A paper entitled “Pathway-specific dopaminergic deficits in a mouse model of Angelman syndrome” from the Malanga Lab was recently accepted for publication in the Journal of Clinical Investigation (Impact Factor = 13.1). This work was the result of a collaboration between the Malanga Lab, the Philpot Lab in the Department of Cell and Molecular Physiology, and the Wightman Lab in the Department of Chemistry. Thorfinn Riday (Philpot Lab) and Elyse Dankoski (Wightman Lab), graduate students in the UNC Neurobiology Curriculum, were first and second authors, respectively. Eric Fish and Michael Krouse (Malanga Lab) also contributed.
Sep 14 2012
Jul 31 2012
Our recent publication in Behavioural Brain Research comparing the behavioral effects of the “bath salt” mephedrone to those of cocaine was featured on the UNC School of Medicine Vital Signs webpage and received national and international attention.
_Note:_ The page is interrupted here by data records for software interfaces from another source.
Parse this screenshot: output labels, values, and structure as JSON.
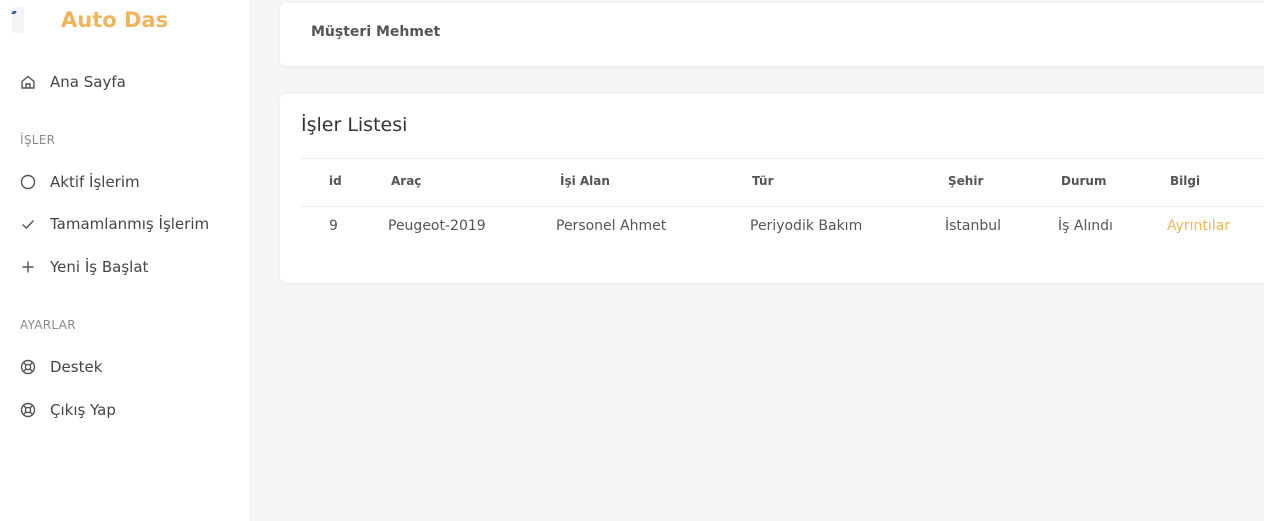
{
  "app": {
    "brand": "Auto Das"
  },
  "sidebar": {
    "home": "Ana Sayfa",
    "section_jobs": "İŞLER",
    "active_jobs": "Aktif İşlerim",
    "completed_jobs": "Tamamlanmış İşlerim",
    "new_job": "Yeni İş Başlat",
    "section_settings": "AYARLAR",
    "support": "Destek",
    "logout": "Çıkış Yap"
  },
  "header": {
    "user": "Müşteri Mehmet"
  },
  "jobs": {
    "title": "İşler Listesi",
    "columns": [
      "id",
      "Araç",
      "İşi Alan",
      "Tür",
      "Şehir",
      "Durum",
      "Bilgi"
    ],
    "rows": [
      [
        "9",
        "Peugeot-2019",
        "Personel Ahmet",
        "Periyodik Bakım",
        "İstanbul",
        "İş Alındı",
        "Ayrıntılar"
      ]
    ]
  },
  "colors": {
    "accent": "#f0b45a",
    "background": "#f5f5f5"
  }
}
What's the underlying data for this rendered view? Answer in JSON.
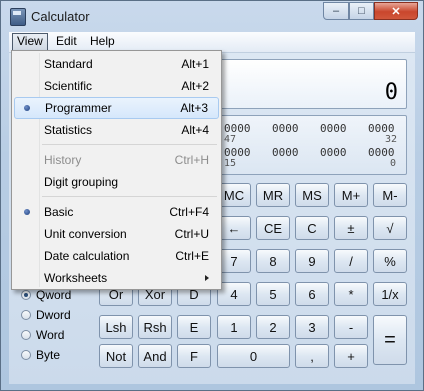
{
  "window": {
    "title": "Calculator",
    "minimize": "–",
    "maximize": "□",
    "close": "✕"
  },
  "menubar": {
    "items": [
      "View",
      "Edit",
      "Help"
    ]
  },
  "display": {
    "value": "0"
  },
  "bits": {
    "row1": [
      "0000",
      "0000",
      "0000",
      "0000",
      "0000"
    ],
    "row1_tail": "47",
    "row1_right": "32",
    "row2": [
      "0000",
      "0000",
      "0000",
      "0000",
      "0000"
    ],
    "row2_tail": "15",
    "row2_right": "0"
  },
  "view_menu": {
    "items": [
      {
        "label": "Standard",
        "accel": "Alt+1"
      },
      {
        "label": "Scientific",
        "accel": "Alt+2"
      },
      {
        "label": "Programmer",
        "accel": "Alt+3"
      },
      {
        "label": "Statistics",
        "accel": "Alt+4"
      },
      {
        "label": "History",
        "accel": "Ctrl+H"
      },
      {
        "label": "Digit grouping",
        "accel": ""
      },
      {
        "label": "Basic",
        "accel": "Ctrl+F4"
      },
      {
        "label": "Unit conversion",
        "accel": "Ctrl+U"
      },
      {
        "label": "Date calculation",
        "accel": "Ctrl+E"
      },
      {
        "label": "Worksheets",
        "accel": ""
      }
    ]
  },
  "keypad": {
    "row1": [
      "MC",
      "MR",
      "MS",
      "M+",
      "M-"
    ],
    "row2": [
      "←",
      "CE",
      "C",
      "±",
      "√"
    ],
    "row3": [
      "7",
      "8",
      "9",
      "/",
      "%"
    ],
    "row4": [
      "4",
      "5",
      "6",
      "*",
      "1/x"
    ],
    "row5": [
      "Lsh",
      "Rsh",
      "E",
      "1",
      "2",
      "3",
      "-"
    ],
    "row6": [
      "Not",
      "And",
      "F",
      "0",
      ",",
      "+"
    ],
    "equals": "=",
    "partial": [
      "Or",
      "Xor",
      "D"
    ]
  },
  "word_size": {
    "options": [
      "Qword",
      "Dword",
      "Word",
      "Byte"
    ],
    "selected": "Qword"
  }
}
See the links below for press coverage.
UNC School of Medicine: Synthetic stimulants called ‘bath salts’ act in the brain like cocaine
In the United States: Illegal ‘Bath Salts’ Mimic Cocaine in the Brain
In the United Kingdom: Banned bath salts ‘may be as addictive as cocaine’